Where: Odda, Norway (unfairly called Norway’s ugliest town by Lonely Planet!)
Plate of food: At the time of our visit, Odda had not expanded its culinary offerings beyond hotdogs (which are a national obsession) and Dolly Dimple’s pizza (arguably another national obsession based on their sheer number of locations). Turns out that suited us just fine because we felt we earned pizza and beer after some day-long hikes and all of that fresh mountain air.
We did eat at a cheerful cafe in Kinsarvik at the other end of the Hardangerfjord. It was nestled next to the camping site and the ferry dock which sums up Kinsarvik in all its glory. The cafe was run by a Kiwi couple who served us some great fish and chips with fish caught from the fjord that morning. I love when you can look up from your plate and see the precise spot your food came from. Doesn’t happen very often, does it? Unless your apartment faces a Dolly Dimple’s….
The best: The beauty of Norway. Odda sits at the edge of a stunning Norwegian fjord in the Hardanger region. It is surrounded by deep green pine forests, glass-like water, and an iron-smelting factory (therein may be the argument for LP’s “ugliest” comment). We arrived there after driving from Stavanger, marveling at the views along the way: thundering waterfalls, rocky peaks, and perfect reflections in the lakes and fjords.
On one side of the Hardangerfjord is Folgefonna glacier and on the other there are apple orchards which were in bloom when we were there. It was spectacular to look out across rows of white blossoming trees to the dark waters of the fjord and the icy lip of the glacier above. The composer Edvard Grieg composed some of his most famous works here – it’s no surprise, this scenery nearly rendered me musical, too.
Story that needs to be told: One of our hikes took us straight up out of the sleepy town through a pine forest. The path climbed sharply following the equally steep side of the fjord. We stopped often to admire the view and to drink fresh glacial water that poured from special spouts in the hillside. It was refreshing, but we could only drink a few handfuls before our fingers became red and stiff from the cold. We continued up along pathways made bouncy by the deep cover of fragrant pine needles until we reached a waterfall.
This was our destination chosen from our map, but we saw that the route continued upwards. We consulted the map and, indeed, you could follow the path up to a hiker’s hut. We still felt fairly fresh so we decided to forge on.

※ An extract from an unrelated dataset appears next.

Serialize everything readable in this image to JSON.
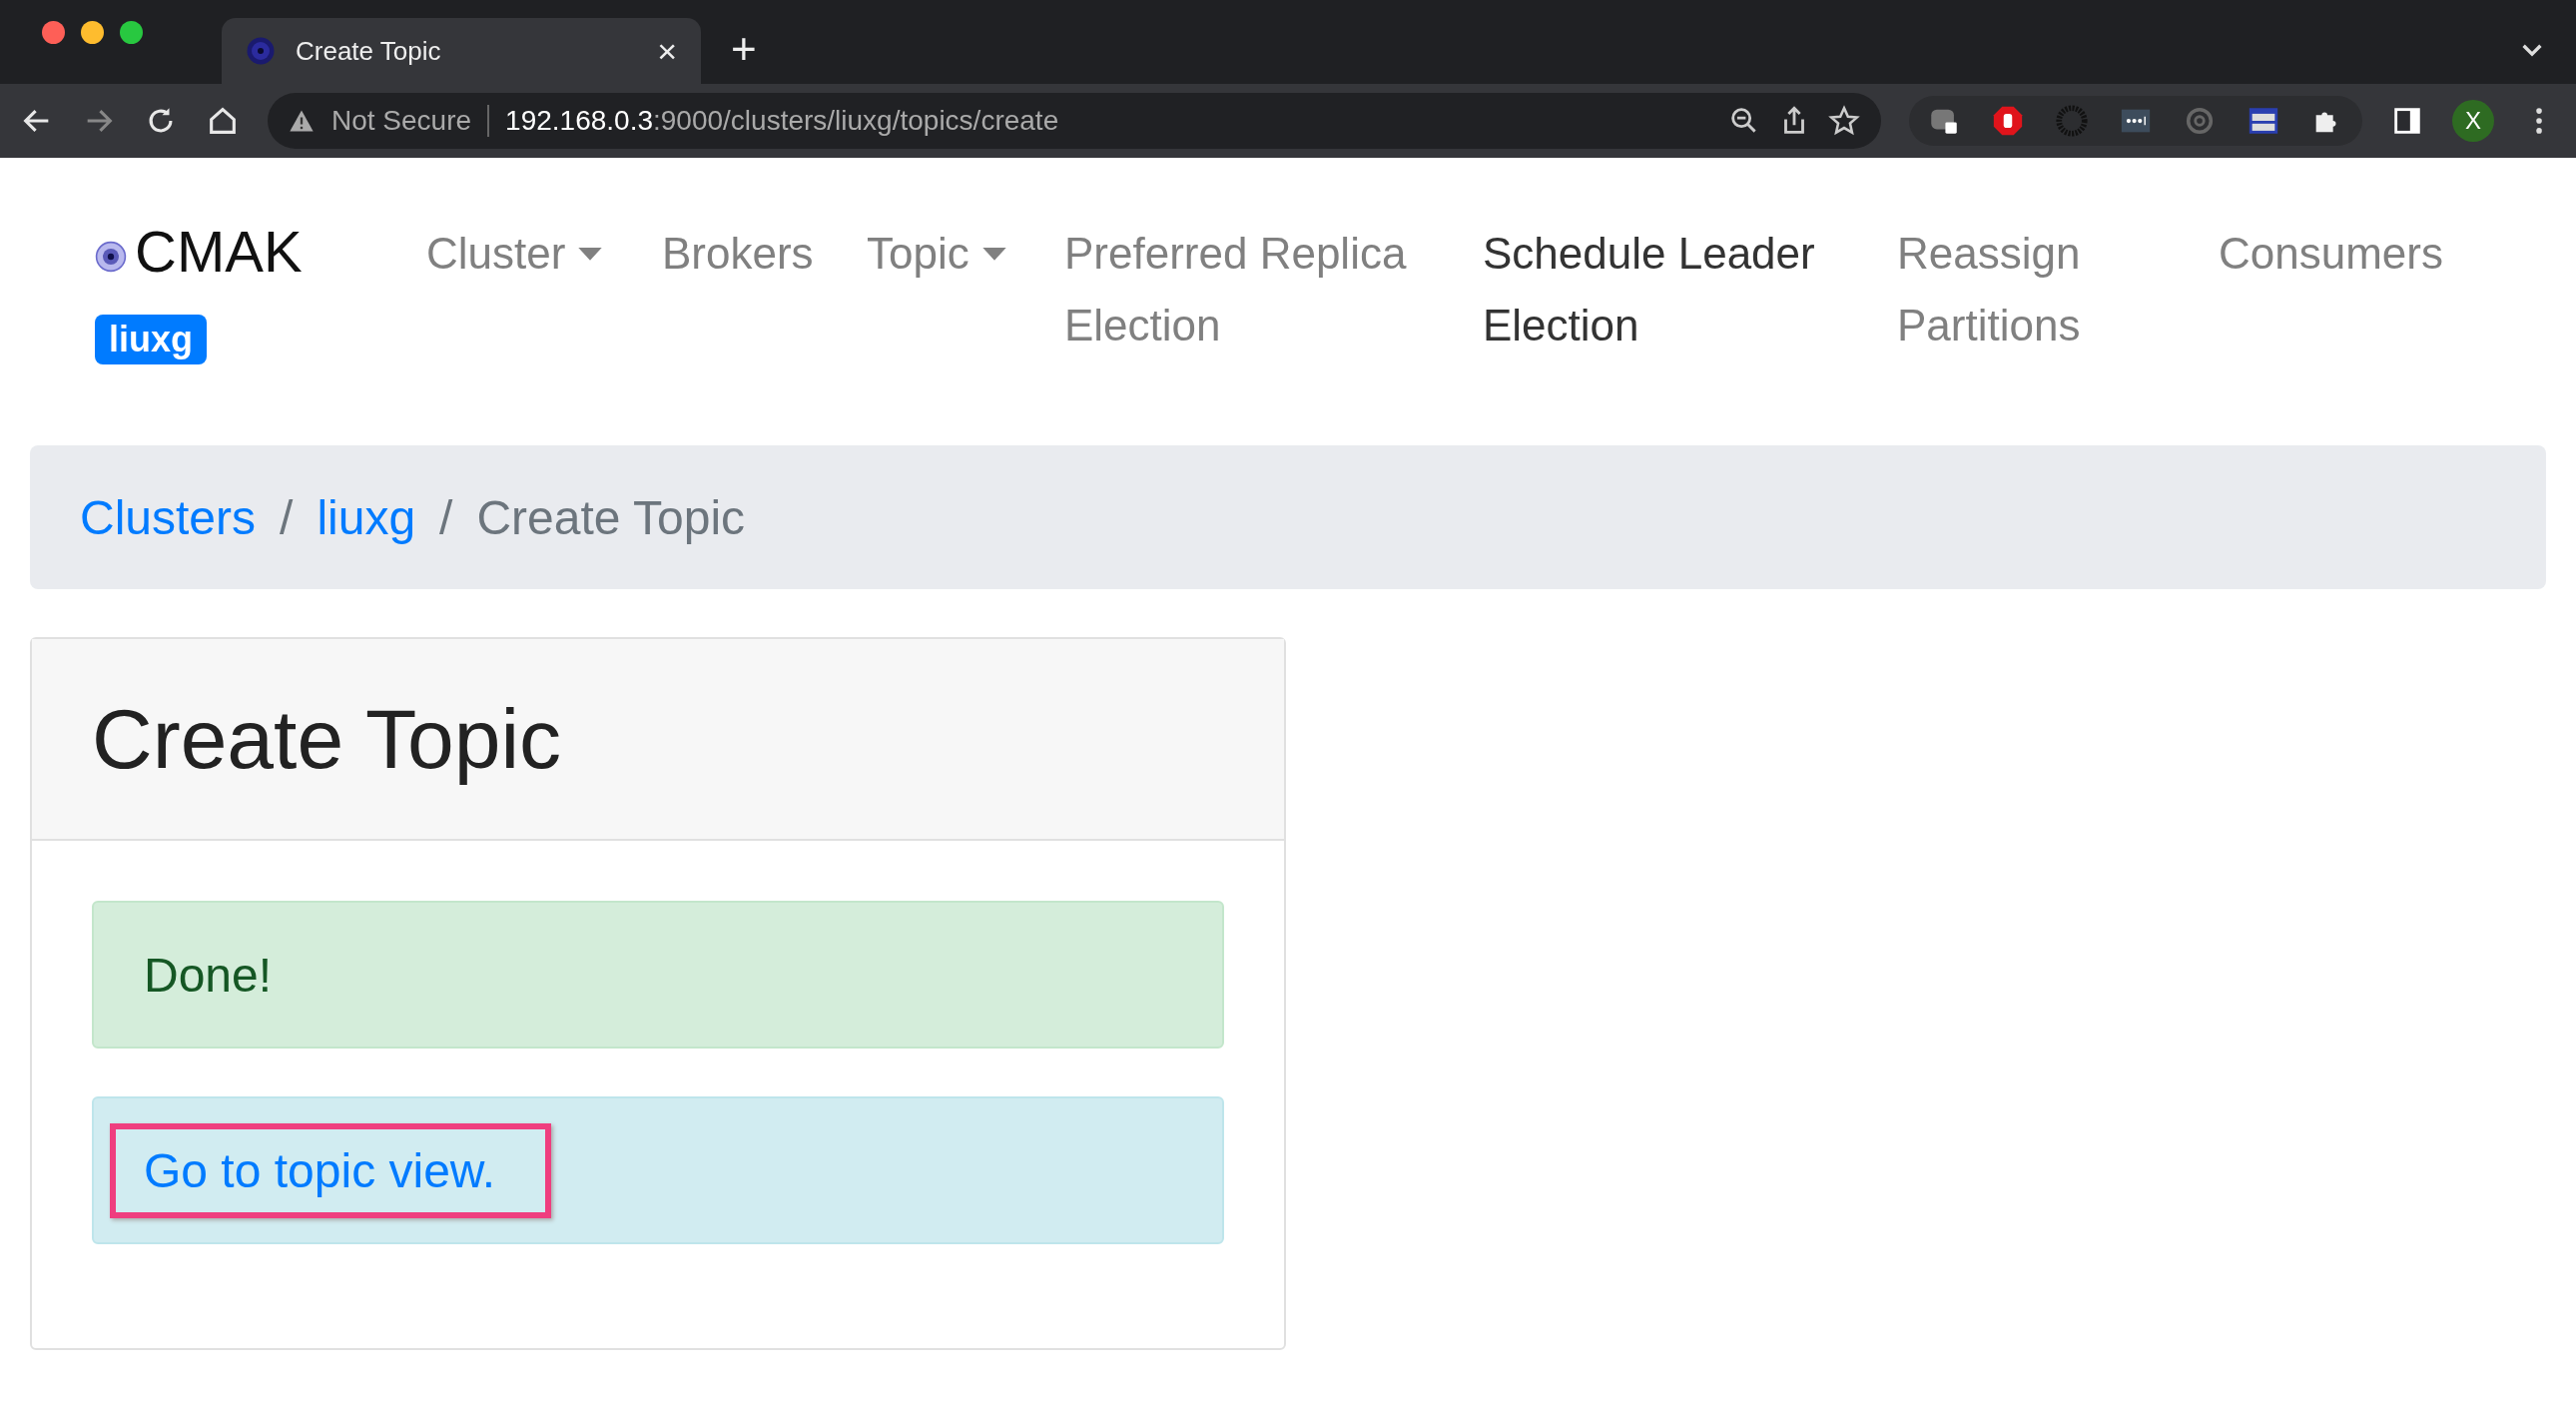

Soon we were above the tree line, walking through scrubby heather and over great bulges of rock. Out of the protection of the trees the wind howled and we were soon met by the cold air blasting off of the glacier. We piled on the layers we had shed earlier in the day with the exertion of the climb. Up and up we went. Colder and colder it became.
I started to lose interest in our little hike and I’ll tell you why: I knew that freakin’ hut wasn’t worth dying for.
Although we started walking on a sunny spring day, we somehow found ourselves smack dab in a foggy wintery hell. Clouds rolled in, obscuring the view and, more critically, the red-painted ‘T’s that showed the direction of our route. The wind stung our cheeks and cut through our many layers of clothes. Further along, hard-packed snow covered the rocks, making it treacherously slippery. I was forced to adopt the classic “walking on ice” technique. That is: I got low, my arms went wide, and I moved at the same pace as the glacier itself. I also cursed Norwegian weather, the steepness of fjords, and Edvard Grieg (for good measure).
Eventually we reached the small wooden hut and went inside. We sat on two simple benches to catch our breath. We looked around at the wooden floor boards, the one small window, and an empty tin can sitting on a beam. Then we looked at each other.
My face said this: “This clearly was not worth it”.
Matt’s face said this: “I’ll buy you a stuffed-crust pizza”.
“An early-morning walk is a blessing for the whole day.” Henry David Thoreau